The devices, like the one installed Tuesday, re-route electricity when there is a problem, and minimize how many customers are affected by a power outage.
“It’s virtually instantaneous,” Barud said. “Our customers will see a brief blink, but the communications between them is very fast.”
The devices send signals to each other and to an Ameren dispatch center in Decatur, so the utility can monitor any issues.
“When we have guys come out to troubleshoot, it will take less time to troubleshoot, so it will reduce the length of the outage for the customers that are out,” Barud said.
The outage sensors have helped Ameren restore electricity to an affected area 18 percent faster, said Brian Bretsch, an Ameren spokesman.
About 120 of the IntelliRupters have been installed in the metro-east from Alton to Columbia, including 42 in the Belleville area, Bretsch said.
Barud said Ameren Illinois previously installed another IntelliRupter in the Signal Hill area to work with the one installed Tuesday. Another is being installed in conjunction with a new substation being built to support the new commercial development near the National Shrine of Our Lady of the Snows.

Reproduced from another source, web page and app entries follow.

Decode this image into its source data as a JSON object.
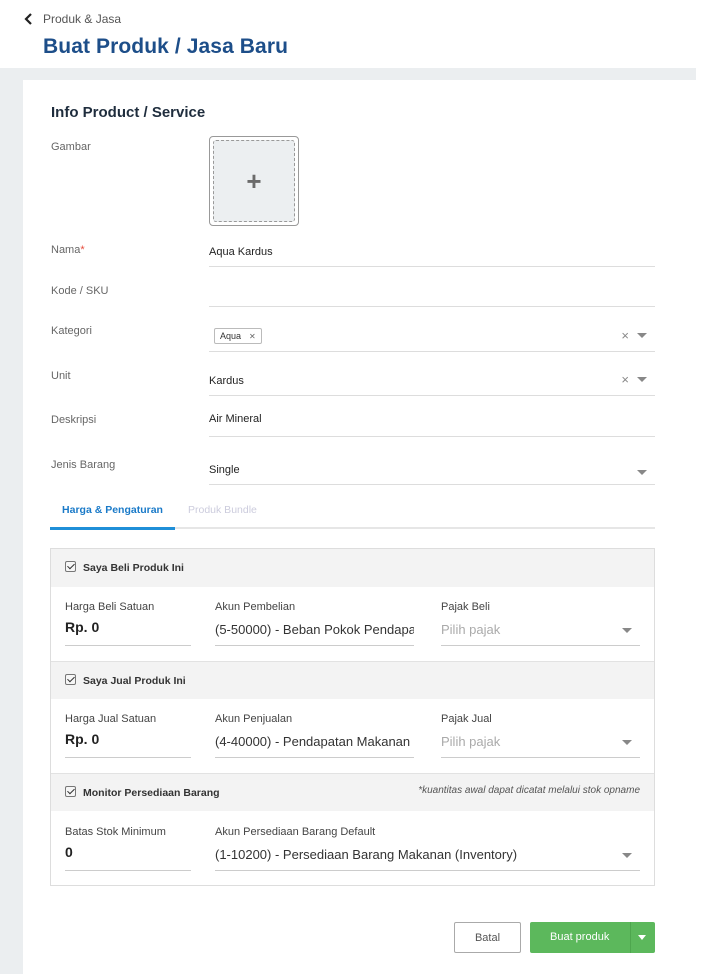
{
  "header": {
    "back_label": "Produk & Jasa",
    "title": "Buat Produk / Jasa Baru"
  },
  "section_title": "Info Product / Service",
  "form": {
    "image_label": "Gambar",
    "image_plus": "+",
    "name_label": "Nama",
    "name_required": "*",
    "name_value": "Aqua Kardus",
    "sku_label": "Kode / SKU",
    "sku_value": "",
    "category_label": "Kategori",
    "category_tags": [
      "Aqua"
    ],
    "unit_label": "Unit",
    "unit_value": "Kardus",
    "description_label": "Deskripsi",
    "description_value": "Air Mineral",
    "item_type_label": "Jenis Barang",
    "item_type_value": "Single"
  },
  "tabs": [
    {
      "label": "Harga & Pengaturan",
      "active": true
    },
    {
      "label": "Produk Bundle",
      "active": false
    }
  ],
  "buy": {
    "checkbox_label": "Saya Beli Produk Ini",
    "checked": true,
    "price_label": "Harga Beli Satuan",
    "price_value": "Rp. 0",
    "account_label": "Akun Pembelian",
    "account_value": "(5-50000) - Beban Pokok Pendapa",
    "tax_label": "Pajak Beli",
    "tax_placeholder": "Pilih pajak"
  },
  "sell": {
    "checkbox_label": "Saya Jual Produk Ini",
    "checked": true,
    "price_label": "Harga Jual Satuan",
    "price_value": "Rp. 0",
    "account_label": "Akun Penjualan",
    "account_value": "(4-40000) - Pendapatan Makanan",
    "tax_label": "Pajak Jual",
    "tax_placeholder": "Pilih pajak"
  },
  "inventory": {
    "checkbox_label": "Monitor Persediaan Barang",
    "checked": true,
    "note": "*kuantitas awal dapat dicatat melalui stok opname",
    "min_stock_label": "Batas Stok Minimum",
    "min_stock_value": "0",
    "account_label": "Akun Persediaan Barang Default",
    "account_value": "(1-10200) - Persediaan Barang Makanan (Inventory)"
  },
  "actions": {
    "cancel_label": "Batal",
    "submit_label": "Buat produk"
  },
  "colors": {
    "title_blue": "#1d4e89",
    "tab_blue": "#1f8fd8",
    "submit_green": "#5cb85c",
    "required_red": "#e74c3c"
  }
}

The substation is scheduled to be up and running in the spring and will meet the energy needs of the new Hofbräuhaus restaurant and brewery and hotel and conference center, which itself is under construction, but has no opening date scheduled. The substation will serve more than 2,000 customers in the area.